Willy Moon has got that something. He’s a good looking Kiwi currently residing in the UK, with a sound that got both Apple and Jack White interested enough to back his music. What is it exactly? A hybrid of retro rock and soul with the intensity of hardcore hip-hop? Maybe? His debut album Here’s Willy Moon comes out March 10th, but Angelenos got treated to a special show at the Bootleg recently to check out what he has to offer.

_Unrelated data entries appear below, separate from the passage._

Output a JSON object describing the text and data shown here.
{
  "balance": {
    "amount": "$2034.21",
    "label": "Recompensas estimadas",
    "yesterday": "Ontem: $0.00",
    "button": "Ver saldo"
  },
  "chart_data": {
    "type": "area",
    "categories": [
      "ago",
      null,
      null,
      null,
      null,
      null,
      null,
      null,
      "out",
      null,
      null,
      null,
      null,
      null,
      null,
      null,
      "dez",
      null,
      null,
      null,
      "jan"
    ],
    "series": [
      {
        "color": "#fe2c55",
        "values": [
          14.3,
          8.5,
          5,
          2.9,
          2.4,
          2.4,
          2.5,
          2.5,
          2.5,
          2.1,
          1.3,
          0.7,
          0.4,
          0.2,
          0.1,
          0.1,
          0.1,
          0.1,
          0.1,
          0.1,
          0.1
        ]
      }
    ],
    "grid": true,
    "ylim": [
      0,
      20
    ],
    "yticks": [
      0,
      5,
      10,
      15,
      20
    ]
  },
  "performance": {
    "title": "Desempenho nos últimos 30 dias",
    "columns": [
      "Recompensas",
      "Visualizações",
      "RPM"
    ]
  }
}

Charisma. Lots of it. And a talented showman to boot. Since he doesn’t have much out yet (and rumors say his full length is barely 30 minutes long – how punk!) the show wasn’t very long, but it certainly packed a punch. Dressed stylishly in a retro-ish suit, he commanded the stage like a veteran, striking dramatic Elvis poses while crooning out the rock. His most recent single, “Railroad Track,” was absolutely thunderous as Moon wound up lying on his back and practically convulsing while his drummer stood and thumped furiously on her kit. He closed the short set with the Bo Diddley–esque number, “I Wanna Be Your Man,” with more Little Richard theatrics and it rocked the house. There was still an encore, which brought his most familiar track (thanks, Apple) “Yeah Yeah” to the now thoroughly excited audience and the dancing did not stop. The next time he plays will not be in such a tiny place, so everyone in the room knew they had just watched something special. And awesome.